(PROVIDED RECORDS begins)

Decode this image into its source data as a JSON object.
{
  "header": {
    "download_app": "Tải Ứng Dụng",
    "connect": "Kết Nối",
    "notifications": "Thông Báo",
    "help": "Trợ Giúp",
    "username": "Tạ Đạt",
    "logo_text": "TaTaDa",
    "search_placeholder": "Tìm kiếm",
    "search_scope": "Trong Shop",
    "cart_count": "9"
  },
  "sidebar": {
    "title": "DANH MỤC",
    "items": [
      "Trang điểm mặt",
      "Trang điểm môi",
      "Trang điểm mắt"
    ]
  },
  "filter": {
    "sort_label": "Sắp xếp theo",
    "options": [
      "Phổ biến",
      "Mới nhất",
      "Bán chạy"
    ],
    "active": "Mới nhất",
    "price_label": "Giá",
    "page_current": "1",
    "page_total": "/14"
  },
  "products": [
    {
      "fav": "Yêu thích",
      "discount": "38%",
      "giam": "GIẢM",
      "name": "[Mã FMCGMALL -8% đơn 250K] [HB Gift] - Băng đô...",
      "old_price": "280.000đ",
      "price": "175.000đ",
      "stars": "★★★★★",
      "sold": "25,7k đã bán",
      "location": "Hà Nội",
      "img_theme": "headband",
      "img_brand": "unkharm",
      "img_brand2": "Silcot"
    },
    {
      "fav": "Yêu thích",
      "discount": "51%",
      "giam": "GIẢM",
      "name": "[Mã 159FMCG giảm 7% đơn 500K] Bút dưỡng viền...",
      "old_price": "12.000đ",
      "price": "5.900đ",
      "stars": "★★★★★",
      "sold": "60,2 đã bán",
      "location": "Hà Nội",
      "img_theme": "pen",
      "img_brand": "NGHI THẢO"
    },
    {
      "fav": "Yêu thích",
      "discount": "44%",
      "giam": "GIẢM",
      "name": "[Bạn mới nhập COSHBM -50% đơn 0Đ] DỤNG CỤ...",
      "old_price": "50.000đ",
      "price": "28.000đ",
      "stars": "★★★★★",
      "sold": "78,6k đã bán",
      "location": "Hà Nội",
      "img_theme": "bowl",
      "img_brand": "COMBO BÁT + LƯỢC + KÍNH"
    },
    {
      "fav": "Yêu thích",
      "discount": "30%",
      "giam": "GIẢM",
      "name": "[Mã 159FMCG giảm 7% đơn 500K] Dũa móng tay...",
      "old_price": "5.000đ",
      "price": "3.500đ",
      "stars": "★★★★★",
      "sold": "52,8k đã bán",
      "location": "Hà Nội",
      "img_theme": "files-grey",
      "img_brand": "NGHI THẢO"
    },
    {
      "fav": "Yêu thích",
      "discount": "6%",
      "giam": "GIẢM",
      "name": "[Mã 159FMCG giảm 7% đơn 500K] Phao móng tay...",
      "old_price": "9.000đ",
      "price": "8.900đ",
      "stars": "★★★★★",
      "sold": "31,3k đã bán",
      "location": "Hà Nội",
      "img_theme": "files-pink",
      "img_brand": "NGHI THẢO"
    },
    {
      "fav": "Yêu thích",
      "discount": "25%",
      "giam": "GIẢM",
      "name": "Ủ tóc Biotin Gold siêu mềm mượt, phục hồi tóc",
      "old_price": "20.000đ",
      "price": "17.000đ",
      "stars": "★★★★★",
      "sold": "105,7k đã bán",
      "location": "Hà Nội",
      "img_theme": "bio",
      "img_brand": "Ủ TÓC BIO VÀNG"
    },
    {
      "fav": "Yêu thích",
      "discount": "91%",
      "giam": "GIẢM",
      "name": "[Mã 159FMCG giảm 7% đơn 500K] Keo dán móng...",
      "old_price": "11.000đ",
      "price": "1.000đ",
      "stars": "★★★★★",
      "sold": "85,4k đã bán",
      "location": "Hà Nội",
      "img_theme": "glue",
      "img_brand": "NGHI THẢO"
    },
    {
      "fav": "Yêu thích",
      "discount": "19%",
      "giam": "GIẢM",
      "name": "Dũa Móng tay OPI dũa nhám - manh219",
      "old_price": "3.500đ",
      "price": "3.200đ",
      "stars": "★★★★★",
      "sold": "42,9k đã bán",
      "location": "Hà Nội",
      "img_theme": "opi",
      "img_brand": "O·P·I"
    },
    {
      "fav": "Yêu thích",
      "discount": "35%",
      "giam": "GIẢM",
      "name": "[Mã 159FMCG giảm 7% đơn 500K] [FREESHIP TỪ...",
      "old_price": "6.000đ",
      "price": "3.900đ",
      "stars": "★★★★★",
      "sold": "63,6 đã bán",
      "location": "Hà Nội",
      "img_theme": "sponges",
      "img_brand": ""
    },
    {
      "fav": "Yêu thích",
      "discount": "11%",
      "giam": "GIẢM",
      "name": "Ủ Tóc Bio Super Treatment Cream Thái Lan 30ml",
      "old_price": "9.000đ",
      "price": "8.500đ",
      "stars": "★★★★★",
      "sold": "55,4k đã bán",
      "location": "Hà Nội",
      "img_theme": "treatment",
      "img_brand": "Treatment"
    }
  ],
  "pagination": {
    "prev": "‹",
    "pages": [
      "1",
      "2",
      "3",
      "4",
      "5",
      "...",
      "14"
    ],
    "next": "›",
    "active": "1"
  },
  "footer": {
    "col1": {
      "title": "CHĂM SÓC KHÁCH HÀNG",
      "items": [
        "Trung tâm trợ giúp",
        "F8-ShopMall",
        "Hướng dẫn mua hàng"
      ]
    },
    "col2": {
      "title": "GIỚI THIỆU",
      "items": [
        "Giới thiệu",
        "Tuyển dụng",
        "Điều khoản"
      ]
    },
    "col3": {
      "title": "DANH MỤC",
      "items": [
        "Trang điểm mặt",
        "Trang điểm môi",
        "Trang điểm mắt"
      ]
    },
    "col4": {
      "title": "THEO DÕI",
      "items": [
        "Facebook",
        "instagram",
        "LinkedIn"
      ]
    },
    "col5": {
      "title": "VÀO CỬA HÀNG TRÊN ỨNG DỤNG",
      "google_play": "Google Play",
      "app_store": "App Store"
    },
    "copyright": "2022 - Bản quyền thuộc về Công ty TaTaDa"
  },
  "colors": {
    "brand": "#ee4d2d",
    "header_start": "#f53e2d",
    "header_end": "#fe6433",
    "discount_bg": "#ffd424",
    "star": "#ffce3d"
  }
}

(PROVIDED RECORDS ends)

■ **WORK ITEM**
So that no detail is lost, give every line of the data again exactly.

■ **SOLUTION TO THIS PROBLEM**
Decode this image into its source data as a JSON object.
{
  "header": {
    "download_app": "Tải Ứng Dụng",
    "connect": "Kết Nối",
    "notifications": "Thông Báo",
    "help": "Trợ Giúp",
    "username": "Tạ Đạt",
    "logo_text": "TaTaDa",
    "search_placeholder": "Tìm kiếm",
    "search_scope": "Trong Shop",
    "cart_count": "9"
  },
  "sidebar": {
    "title": "DANH MỤC",
    "items": [
      "Trang điểm mặt",
      "Trang điểm môi",
      "Trang điểm mắt"
    ]
  },
  "filter": {
    "sort_label": "Sắp xếp theo",
    "options": [
      "Phổ biến",
      "Mới nhất",
      "Bán chạy"
    ],
    "active": "Mới nhất",
    "price_label": "Giá",
    "page_current": "1",
    "page_total": "/14"
  },
  "products": [
    {
      "fav": "Yêu thích",
      "discount": "38%",
      "giam": "GIẢM",
      "name": "[Mã FMCGMALL -8% đơn 250K] [HB Gift] - Băng đô...",
      "old_price": "280.000đ",
      "price": "175.000đ",
      "stars": "★★★★★",
      "sold": "25,7k đã bán",
      "location": "Hà Nội",
      "img_theme": "headband",
      "img_brand": "unkharm",
      "img_brand2": "Silcot"
    },
    {
      "fav": "Yêu thích",
      "discount": "51%",
      "giam": "GIẢM",
      "name": "[Mã 159FMCG giảm 7% đơn 500K] Bút dưỡng viền...",
      "old_price": "12.000đ",
      "price": "5.900đ",
      "stars": "★★★★★",
      "sold": "60,2 đã bán",
      "location": "Hà Nội",
      "img_theme": "pen",
      "img_brand": "NGHI THẢO"
    },
    {
      "fav": "Yêu thích",
      "discount": "44%",
      "giam": "GIẢM",
      "name": "[Bạn mới nhập COSHBM -50% đơn 0Đ] DỤNG CỤ...",
      "old_price": "50.000đ",
      "price": "28.000đ",
      "stars": "★★★★★",
      "sold": "78,6k đã bán",
      "location": "Hà Nội",
      "img_theme": "bowl",
      "img_brand": "COMBO BÁT + LƯỢC + KÍNH"
    },
    {
      "fav": "Yêu thích",
      "discount": "30%",
      "giam": "GIẢM",
      "name": "[Mã 159FMCG giảm 7% đơn 500K] Dũa móng tay...",
      "old_price": "5.000đ",
      "price": "3.500đ",
      "stars": "★★★★★",
      "sold": "52,8k đã bán",
      "location": "Hà Nội",
      "img_theme": "files-grey",
      "img_brand": "NGHI THẢO"
    },
    {
      "fav": "Yêu thích",
      "discount": "6%",
      "giam": "GIẢM",
      "name": "[Mã 159FMCG giảm 7% đơn 500K] Phao móng tay...",
      "old_price": "9.000đ",
      "price": "8.900đ",
      "stars": "★★★★★",
      "sold": "31,3k đã bán",
      "location": "Hà Nội",
      "img_theme": "files-pink",
      "img_brand": "NGHI THẢO"
    },
    {
      "fav": "Yêu thích",
      "discount": "25%",
      "giam": "GIẢM",
      "name": "Ủ tóc Biotin Gold siêu mềm mượt, phục hồi tóc",
      "old_price": "20.000đ",
      "price": "17.000đ",
      "stars": "★★★★★",
      "sold": "105,7k đã bán",
      "location": "Hà Nội",
      "img_theme": "bio",
      "img_brand": "Ủ TÓC BIO VÀNG"
    },
    {
      "fav": "Yêu thích",
      "discount": "91%",
      "giam": "GIẢM",
      "name": "[Mã 159FMCG giảm 7% đơn 500K] Keo dán móng...",
      "old_price": "11.000đ",
      "price": "1.000đ",
      "stars": "★★★★★",
      "sold": "85,4k đã bán",
      "location": "Hà Nội",
      "img_theme": "glue",
      "img_brand": "NGHI THẢO"
    },
    {
      "fav": "Yêu thích",
      "discount": "19%",
      "giam": "GIẢM",
      "name": "Dũa Móng tay OPI dũa nhám - manh219",
      "old_price": "3.500đ",
      "price": "3.200đ",
      "stars": "★★★★★",
      "sold": "42,9k đã bán",
      "location": "Hà Nội",
      "img_theme": "opi",
      "img_brand": "O·P·I"
    },
    {
      "fav": "Yêu thích",
      "discount": "35%",
      "giam": "GIẢM",
      "name": "[Mã 159FMCG giảm 7% đơn 500K] [FREESHIP TỪ...",
      "old_price": "6.000đ",
      "price": "3.900đ",
      "stars": "★★★★★",
      "sold": "63,6 đã bán",
      "location": "Hà Nội",
      "img_theme": "sponges",
      "img_brand": ""
    },
    {
      "fav": "Yêu thích",
      "discount": "11%",
      "giam": "GIẢM",
      "name": "Ủ Tóc Bio Super Treatment Cream Thái Lan 30ml",
      "old_price": "9.000đ",
      "price": "8.500đ",
      "stars": "★★★★★",
      "sold": "55,4k đã bán",
      "location": "Hà Nội",
      "img_theme": "treatment",
      "img_brand": "Treatment"
    }
  ],
  "pagination": {
    "prev": "‹",
    "pages": [
      "1",
      "2",
      "3",
      "4",
      "5",
      "...",
      "14"
    ],
    "next": "›",
    "active": "1"
  },
  "footer": {
    "col1": {
      "title": "CHĂM SÓC KHÁCH HÀNG",
      "items": [
        "Trung tâm trợ giúp",
        "F8-ShopMall",
        "Hướng dẫn mua hàng"
      ]
    },
    "col2": {
      "title": "GIỚI THIỆU",
      "items": [
        "Giới thiệu",
        "Tuyển dụng",
        "Điều khoản"
      ]
    },
    "col3": {
      "title": "DANH MỤC",
      "items": [
        "Trang điểm mặt",
        "Trang điểm môi",
        "Trang điểm mắt"
      ]
    },
    "col4": {
      "title": "THEO DÕI",
      "items": [
        "Facebook",
        "instagram",
        "LinkedIn"
      ]
    },
    "col5": {
      "title": "VÀO CỬA HÀNG TRÊN ỨNG DỤNG",
      "google_play": "Google Play",
      "app_store": "App Store"
    },
    "copyright": "2022 - Bản quyền thuộc về Công ty TaTaDa"
  },
  "colors": {
    "brand": "#ee4d2d",
    "header_start": "#f53e2d",
    "header_end": "#fe6433",
    "discount_bg": "#ffd424",
    "star": "#ffce3d"
  }
}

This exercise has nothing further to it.